  • "You can trust me because we belong to the same church" (or temple, country club, bowling team, whatever). Con men don't just call up strangers on the phone. They find victims among their own social group. Don't assume that financial salespersons share your values (such as truth-telling) just because they sing in the choir. When you lose money, they'll beg for forgiveness by claiming that they truly believed the investment was good. ("I put my own mother in it!") Don't forgive, and warn your friends away.
  • "This investment is registered with the Securities and Exchange Commission!" That makes it sound safe. But the SEC doesn't vet investment products. Assume that anyone making this statement hopes to mislead you.
  • "I specialize in conservative investments for seniors." When advisers make that claim, 46 percent of their listeners are more inclined to heed their counsel, a FINRA study of fraud victims found.
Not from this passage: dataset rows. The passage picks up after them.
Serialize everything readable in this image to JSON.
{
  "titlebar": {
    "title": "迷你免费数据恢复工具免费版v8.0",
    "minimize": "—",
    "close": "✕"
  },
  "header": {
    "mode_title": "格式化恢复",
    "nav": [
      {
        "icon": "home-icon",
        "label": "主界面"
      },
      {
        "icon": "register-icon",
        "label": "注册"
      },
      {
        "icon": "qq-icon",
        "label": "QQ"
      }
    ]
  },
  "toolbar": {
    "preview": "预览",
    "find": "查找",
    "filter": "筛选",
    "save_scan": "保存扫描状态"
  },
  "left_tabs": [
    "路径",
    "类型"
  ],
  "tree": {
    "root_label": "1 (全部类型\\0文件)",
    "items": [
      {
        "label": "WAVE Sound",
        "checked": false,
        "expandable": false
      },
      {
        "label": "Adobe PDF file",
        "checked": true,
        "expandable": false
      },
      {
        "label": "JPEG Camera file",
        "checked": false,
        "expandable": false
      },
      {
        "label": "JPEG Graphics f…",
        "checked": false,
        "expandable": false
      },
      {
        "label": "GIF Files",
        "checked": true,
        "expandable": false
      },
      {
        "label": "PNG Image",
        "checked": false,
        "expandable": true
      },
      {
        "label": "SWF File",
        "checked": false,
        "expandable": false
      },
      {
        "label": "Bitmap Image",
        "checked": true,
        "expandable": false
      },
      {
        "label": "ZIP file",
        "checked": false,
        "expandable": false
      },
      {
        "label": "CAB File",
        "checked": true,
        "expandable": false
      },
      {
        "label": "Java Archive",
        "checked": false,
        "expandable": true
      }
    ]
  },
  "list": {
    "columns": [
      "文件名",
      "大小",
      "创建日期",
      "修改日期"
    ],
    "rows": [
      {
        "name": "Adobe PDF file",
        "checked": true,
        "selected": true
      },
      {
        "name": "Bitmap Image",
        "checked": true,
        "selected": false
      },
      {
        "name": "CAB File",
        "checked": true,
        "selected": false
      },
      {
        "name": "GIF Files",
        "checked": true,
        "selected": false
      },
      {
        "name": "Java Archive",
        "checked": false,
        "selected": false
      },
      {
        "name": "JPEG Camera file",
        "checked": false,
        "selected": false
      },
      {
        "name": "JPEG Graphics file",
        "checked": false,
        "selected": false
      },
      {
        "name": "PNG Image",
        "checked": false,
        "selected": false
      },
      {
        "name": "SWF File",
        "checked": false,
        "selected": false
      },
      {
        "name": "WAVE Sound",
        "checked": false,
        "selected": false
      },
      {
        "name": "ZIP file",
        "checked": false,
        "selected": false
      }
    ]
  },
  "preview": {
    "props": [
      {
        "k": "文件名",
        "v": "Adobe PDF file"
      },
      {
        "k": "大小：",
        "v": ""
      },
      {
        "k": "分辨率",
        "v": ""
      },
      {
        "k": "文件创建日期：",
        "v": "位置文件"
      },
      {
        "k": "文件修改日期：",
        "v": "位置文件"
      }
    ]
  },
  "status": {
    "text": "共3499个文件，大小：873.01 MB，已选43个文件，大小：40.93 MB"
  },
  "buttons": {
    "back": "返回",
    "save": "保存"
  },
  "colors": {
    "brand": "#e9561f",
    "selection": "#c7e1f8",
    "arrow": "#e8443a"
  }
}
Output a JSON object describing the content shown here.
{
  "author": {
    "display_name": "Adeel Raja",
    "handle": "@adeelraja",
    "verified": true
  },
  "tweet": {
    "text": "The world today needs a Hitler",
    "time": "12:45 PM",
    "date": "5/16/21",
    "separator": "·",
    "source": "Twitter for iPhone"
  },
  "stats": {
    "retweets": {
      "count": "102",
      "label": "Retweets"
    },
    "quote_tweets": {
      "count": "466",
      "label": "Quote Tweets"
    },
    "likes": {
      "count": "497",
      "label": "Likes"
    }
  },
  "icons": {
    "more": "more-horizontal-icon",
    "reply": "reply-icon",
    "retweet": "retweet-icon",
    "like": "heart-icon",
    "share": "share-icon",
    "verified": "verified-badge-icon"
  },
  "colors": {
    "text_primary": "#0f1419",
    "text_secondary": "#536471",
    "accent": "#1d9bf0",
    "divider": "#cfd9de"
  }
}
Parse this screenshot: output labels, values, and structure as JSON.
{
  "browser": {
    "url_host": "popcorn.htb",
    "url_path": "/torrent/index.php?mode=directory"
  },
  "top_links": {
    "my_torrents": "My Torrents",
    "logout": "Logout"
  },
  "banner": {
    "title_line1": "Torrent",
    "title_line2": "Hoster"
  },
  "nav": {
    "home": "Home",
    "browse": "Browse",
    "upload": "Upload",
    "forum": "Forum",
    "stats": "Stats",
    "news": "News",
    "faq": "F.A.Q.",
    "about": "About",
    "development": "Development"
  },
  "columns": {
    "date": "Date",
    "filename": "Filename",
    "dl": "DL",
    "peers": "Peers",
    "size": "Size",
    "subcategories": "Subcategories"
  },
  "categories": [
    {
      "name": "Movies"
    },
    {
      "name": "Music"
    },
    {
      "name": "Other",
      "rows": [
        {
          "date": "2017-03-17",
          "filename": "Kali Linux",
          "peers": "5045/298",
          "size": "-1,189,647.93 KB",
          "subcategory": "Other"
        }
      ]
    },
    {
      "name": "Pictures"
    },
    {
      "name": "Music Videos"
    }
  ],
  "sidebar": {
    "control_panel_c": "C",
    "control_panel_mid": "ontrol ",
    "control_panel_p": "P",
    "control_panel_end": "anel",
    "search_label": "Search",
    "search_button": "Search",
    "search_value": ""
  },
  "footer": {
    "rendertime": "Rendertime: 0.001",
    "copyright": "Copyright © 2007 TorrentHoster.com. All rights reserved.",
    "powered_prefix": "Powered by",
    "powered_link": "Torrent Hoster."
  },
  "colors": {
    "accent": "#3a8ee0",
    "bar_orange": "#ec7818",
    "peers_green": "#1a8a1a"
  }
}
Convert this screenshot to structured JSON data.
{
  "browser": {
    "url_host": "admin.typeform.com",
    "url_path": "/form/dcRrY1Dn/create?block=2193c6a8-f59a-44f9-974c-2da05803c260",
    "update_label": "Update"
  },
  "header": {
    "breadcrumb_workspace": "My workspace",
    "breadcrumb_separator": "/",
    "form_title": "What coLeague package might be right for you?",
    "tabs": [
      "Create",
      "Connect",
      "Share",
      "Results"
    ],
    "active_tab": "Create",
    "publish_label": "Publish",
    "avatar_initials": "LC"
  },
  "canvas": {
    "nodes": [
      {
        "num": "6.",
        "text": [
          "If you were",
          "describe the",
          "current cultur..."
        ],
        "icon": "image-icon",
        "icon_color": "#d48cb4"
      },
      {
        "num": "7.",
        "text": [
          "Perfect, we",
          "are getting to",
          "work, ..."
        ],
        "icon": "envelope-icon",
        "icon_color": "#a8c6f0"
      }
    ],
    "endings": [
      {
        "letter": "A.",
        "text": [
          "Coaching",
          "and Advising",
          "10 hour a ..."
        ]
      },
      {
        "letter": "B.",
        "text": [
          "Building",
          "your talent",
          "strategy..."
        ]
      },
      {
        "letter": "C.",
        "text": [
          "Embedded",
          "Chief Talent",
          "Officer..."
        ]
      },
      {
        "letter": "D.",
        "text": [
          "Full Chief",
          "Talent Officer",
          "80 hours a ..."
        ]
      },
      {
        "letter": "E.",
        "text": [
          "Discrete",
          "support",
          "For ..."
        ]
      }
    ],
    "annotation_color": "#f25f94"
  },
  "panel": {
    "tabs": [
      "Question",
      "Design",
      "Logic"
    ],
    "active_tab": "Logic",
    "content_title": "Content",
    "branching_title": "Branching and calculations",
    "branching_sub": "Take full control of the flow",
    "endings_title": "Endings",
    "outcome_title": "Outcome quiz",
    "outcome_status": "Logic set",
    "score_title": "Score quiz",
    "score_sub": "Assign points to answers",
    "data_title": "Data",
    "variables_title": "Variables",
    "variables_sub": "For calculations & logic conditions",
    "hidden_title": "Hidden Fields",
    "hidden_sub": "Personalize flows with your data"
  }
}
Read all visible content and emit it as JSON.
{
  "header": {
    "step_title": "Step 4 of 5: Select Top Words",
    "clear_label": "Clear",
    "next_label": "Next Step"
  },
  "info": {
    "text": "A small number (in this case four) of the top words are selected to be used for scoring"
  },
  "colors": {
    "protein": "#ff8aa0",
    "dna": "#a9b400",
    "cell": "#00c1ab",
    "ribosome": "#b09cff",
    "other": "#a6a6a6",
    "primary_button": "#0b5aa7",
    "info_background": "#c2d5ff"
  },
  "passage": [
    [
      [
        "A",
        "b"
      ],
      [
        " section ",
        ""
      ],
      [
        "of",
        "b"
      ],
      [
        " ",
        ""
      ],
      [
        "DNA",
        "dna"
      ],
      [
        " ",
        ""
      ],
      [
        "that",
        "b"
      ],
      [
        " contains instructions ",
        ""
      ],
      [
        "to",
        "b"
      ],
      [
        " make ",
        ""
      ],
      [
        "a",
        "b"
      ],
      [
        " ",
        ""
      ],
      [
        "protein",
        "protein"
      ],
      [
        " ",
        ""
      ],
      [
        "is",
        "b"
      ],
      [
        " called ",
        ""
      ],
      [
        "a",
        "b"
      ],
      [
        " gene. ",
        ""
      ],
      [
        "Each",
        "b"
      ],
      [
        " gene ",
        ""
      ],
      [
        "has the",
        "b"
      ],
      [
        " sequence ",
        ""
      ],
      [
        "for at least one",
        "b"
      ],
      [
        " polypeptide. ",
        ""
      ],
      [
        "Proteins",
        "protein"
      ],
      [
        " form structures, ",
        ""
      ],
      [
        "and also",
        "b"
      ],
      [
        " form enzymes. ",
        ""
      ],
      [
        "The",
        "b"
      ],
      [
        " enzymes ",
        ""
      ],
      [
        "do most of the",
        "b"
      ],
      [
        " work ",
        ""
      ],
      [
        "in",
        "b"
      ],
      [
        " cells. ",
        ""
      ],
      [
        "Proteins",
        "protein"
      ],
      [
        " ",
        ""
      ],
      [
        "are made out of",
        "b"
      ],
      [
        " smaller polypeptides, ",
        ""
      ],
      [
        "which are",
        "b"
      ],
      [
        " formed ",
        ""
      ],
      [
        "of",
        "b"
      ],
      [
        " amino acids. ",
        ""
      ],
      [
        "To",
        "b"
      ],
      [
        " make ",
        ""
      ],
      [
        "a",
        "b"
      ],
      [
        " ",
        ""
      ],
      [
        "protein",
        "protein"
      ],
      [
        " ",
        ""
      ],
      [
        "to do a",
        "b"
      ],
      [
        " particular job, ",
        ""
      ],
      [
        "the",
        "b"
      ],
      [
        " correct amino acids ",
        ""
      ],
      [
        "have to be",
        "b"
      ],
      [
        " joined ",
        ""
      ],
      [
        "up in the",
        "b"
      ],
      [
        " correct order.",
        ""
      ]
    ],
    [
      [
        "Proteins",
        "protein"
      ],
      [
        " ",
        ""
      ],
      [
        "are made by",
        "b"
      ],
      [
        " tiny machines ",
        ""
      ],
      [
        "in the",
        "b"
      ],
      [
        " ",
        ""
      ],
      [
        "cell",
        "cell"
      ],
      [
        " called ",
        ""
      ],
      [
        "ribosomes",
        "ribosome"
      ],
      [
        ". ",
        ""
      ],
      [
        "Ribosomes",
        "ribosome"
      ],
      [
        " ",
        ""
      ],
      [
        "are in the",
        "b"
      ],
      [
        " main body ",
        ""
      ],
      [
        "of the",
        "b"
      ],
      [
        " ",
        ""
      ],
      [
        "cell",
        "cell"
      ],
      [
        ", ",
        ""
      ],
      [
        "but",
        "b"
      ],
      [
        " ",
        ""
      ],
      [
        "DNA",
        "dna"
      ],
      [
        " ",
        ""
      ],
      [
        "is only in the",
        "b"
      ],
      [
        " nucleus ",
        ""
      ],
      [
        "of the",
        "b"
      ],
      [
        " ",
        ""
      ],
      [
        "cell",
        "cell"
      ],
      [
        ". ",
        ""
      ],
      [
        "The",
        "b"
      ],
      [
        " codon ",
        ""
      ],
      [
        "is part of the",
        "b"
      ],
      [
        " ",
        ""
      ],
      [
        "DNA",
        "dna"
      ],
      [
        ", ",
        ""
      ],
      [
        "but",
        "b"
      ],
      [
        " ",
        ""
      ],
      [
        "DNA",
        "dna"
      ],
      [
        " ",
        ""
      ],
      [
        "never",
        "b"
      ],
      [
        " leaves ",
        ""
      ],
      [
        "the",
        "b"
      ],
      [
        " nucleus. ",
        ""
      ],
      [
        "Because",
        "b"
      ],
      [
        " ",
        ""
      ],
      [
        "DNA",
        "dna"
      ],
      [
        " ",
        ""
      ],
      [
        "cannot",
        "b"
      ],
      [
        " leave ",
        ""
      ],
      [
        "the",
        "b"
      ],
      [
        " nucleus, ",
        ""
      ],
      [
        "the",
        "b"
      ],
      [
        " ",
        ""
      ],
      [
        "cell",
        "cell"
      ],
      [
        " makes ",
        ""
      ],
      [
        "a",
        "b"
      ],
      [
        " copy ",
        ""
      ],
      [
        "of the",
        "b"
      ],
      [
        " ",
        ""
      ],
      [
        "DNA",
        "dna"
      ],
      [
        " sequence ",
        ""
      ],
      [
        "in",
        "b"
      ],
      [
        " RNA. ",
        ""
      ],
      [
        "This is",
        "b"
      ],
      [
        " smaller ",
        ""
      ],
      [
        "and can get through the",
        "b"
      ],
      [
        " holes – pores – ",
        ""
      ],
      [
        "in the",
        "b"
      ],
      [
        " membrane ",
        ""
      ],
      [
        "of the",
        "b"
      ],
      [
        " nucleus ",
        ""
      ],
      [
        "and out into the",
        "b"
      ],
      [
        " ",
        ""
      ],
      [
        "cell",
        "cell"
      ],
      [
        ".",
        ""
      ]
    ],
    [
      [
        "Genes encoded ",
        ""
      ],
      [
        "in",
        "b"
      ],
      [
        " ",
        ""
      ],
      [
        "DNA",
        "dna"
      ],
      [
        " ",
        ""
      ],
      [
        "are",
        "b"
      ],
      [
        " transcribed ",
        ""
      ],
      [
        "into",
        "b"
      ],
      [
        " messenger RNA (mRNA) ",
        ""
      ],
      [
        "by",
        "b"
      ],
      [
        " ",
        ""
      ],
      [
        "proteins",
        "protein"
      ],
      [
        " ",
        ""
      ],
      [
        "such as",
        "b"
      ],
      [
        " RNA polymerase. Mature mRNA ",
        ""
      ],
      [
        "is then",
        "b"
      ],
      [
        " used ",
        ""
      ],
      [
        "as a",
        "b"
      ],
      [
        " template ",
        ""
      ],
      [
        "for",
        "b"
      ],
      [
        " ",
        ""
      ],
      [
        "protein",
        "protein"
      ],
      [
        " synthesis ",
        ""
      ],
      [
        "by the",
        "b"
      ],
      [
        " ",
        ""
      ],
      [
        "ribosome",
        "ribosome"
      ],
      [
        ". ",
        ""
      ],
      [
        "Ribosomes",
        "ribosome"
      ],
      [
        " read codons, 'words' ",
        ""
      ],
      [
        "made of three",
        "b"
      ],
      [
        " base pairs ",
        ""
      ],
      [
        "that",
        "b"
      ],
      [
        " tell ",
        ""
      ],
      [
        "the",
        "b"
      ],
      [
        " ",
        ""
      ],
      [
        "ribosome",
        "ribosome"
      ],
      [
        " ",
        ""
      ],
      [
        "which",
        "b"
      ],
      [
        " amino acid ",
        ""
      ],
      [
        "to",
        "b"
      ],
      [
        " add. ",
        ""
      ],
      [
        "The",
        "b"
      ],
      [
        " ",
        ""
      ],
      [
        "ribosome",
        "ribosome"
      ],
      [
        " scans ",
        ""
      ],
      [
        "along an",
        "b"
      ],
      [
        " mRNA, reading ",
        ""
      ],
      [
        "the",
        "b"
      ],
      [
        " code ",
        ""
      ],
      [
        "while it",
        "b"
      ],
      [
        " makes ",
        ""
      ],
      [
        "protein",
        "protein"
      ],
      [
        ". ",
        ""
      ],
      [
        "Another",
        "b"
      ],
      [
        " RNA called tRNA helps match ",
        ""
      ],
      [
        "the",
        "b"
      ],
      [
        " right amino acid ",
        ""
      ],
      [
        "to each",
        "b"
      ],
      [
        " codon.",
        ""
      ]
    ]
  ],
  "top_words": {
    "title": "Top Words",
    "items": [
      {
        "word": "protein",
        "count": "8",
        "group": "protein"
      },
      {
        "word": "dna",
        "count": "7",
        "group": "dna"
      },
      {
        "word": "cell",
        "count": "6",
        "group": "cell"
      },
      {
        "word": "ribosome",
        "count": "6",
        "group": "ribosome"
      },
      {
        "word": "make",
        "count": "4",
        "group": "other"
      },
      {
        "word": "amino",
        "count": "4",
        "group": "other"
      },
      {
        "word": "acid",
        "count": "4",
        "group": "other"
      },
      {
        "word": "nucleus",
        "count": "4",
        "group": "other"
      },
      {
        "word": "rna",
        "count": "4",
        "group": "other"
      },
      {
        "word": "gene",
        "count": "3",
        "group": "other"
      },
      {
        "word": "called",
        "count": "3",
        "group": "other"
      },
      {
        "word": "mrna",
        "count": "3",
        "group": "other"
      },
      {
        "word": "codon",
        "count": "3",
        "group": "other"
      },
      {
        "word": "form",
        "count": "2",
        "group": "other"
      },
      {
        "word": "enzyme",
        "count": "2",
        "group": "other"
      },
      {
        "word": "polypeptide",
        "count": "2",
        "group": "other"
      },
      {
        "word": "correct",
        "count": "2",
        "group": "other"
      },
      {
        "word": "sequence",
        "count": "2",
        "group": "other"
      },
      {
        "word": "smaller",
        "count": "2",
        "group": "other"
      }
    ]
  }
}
In fact, most of these "specialists" probably took no more than a weekend course. Their true expertise lies in selling high-priced investments and annuities at free-lunch seminars.
  • "I'll earn a commission on this sale." Here's a surprise. Brokers who declare their conflict of interest when touting bad investments are especially persuasive, according to a study by Sunita Sah, an assistant professor at Georgetown University. With their declaration, they're subtly saying that buying will help them out. That pressures you to cooperate.

See also: Protecting your retirement savings

On paper, these ploys sound obvious. In person, however, they can grab you. Or rather, grab your money. Stick with investments that have worked for you in the past, and leave "safe, guaranteed, double-your-money" pitches alone.

Jane Bryant Quinn is a personal finance expert and author of Making the Most of Your Money NOW.